What is expected
Output the whole listing below. Keep it exact.

Source material
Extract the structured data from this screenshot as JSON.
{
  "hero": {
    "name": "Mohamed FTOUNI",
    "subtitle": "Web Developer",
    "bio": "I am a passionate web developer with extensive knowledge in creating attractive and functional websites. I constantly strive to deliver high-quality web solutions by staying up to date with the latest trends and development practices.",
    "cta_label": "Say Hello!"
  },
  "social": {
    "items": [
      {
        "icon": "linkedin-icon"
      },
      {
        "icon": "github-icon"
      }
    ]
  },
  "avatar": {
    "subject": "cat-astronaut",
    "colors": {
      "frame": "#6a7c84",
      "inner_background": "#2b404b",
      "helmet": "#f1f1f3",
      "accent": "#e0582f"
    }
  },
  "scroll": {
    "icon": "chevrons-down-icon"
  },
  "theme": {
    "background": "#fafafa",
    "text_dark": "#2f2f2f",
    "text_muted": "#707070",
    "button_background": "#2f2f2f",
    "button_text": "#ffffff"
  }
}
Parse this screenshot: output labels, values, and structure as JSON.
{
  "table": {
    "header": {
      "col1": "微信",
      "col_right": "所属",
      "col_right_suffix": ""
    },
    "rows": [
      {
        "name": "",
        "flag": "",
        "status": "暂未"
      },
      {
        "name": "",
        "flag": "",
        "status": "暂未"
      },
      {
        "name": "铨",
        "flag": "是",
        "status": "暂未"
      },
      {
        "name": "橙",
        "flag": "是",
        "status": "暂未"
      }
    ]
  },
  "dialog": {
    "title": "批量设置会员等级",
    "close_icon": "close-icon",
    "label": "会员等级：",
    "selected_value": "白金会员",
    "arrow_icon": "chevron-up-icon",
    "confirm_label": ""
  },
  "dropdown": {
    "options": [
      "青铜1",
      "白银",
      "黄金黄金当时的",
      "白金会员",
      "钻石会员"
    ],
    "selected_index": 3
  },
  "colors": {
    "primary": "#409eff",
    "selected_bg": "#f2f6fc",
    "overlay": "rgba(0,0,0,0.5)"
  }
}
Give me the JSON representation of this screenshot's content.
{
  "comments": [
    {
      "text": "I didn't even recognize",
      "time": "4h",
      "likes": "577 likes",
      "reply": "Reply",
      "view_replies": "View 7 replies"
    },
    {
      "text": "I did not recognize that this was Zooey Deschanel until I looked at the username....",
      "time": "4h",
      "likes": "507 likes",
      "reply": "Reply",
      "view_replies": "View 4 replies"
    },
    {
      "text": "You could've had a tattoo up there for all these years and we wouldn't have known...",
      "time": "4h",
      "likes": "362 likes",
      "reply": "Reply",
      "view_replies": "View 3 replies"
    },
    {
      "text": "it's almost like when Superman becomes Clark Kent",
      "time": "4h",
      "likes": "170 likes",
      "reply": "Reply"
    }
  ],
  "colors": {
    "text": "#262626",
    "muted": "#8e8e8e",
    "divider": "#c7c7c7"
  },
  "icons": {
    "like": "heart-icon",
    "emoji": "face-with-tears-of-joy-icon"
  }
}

Output below
Extract the structured data from this screenshot as JSON.
{
  "hero": {
    "name": "Mohamed FTOUNI",
    "subtitle": "Web Developer",
    "bio": "I am a passionate web developer with extensive knowledge in creating attractive and functional websites. I constantly strive to deliver high-quality web solutions by staying up to date with the latest trends and development practices.",
    "cta_label": "Say Hello!"
  },
  "social": {
    "items": [
      {
        "icon": "linkedin-icon"
      },
      {
        "icon": "github-icon"
      }
    ]
  },
  "avatar": {
    "subject": "cat-astronaut",
    "colors": {
      "frame": "#6a7c84",
      "inner_background": "#2b404b",
      "helmet": "#f1f1f3",
      "accent": "#e0582f"
    }
  },
  "scroll": {
    "icon": "chevrons-down-icon"
  },
  "theme": {
    "background": "#fafafa",
    "text_dark": "#2f2f2f",
    "text_muted": "#707070",
    "button_background": "#2f2f2f",
    "button_text": "#ffffff"
  }
}
Parse this screenshot: output labels, values, and structure as JSON.
{
  "table": {
    "header": {
      "col1": "微信",
      "col_right": "所属",
      "col_right_suffix": ""
    },
    "rows": [
      {
        "name": "",
        "flag": "",
        "status": "暂未"
      },
      {
        "name": "",
        "flag": "",
        "status": "暂未"
      },
      {
        "name": "铨",
        "flag": "是",
        "status": "暂未"
      },
      {
        "name": "橙",
        "flag": "是",
        "status": "暂未"
      }
    ]
  },
  "dialog": {
    "title": "批量设置会员等级",
    "close_icon": "close-icon",
    "label": "会员等级：",
    "selected_value": "白金会员",
    "arrow_icon": "chevron-up-icon",
    "confirm_label": ""
  },
  "dropdown": {
    "options": [
      "青铜1",
      "白银",
      "黄金黄金当时的",
      "白金会员",
      "钻石会员"
    ],
    "selected_index": 3
  },
  "colors": {
    "primary": "#409eff",
    "selected_bg": "#f2f6fc",
    "overlay": "rgba(0,0,0,0.5)"
  }
}
Give me the JSON representation of this screenshot's content.
{
  "comments": [
    {
      "text": "I didn't even recognize",
      "time": "4h",
      "likes": "577 likes",
      "reply": "Reply",
      "view_replies": "View 7 replies"
    },
    {
      "text": "I did not recognize that this was Zooey Deschanel until I looked at the username....",
      "time": "4h",
      "likes": "507 likes",
      "reply": "Reply",
      "view_replies": "View 4 replies"
    },
    {
      "text": "You could've had a tattoo up there for all these years and we wouldn't have known...",
      "time": "4h",
      "likes": "362 likes",
      "reply": "Reply",
      "view_replies": "View 3 replies"
    },
    {
      "text": "it's almost like when Superman becomes Clark Kent",
      "time": "4h",
      "likes": "170 likes",
      "reply": "Reply"
    }
  ],
  "colors": {
    "text": "#262626",
    "muted": "#8e8e8e",
    "divider": "#c7c7c7"
  },
  "icons": {
    "like": "heart-icon",
    "emoji": "face-with-tears-of-joy-icon"
  }
}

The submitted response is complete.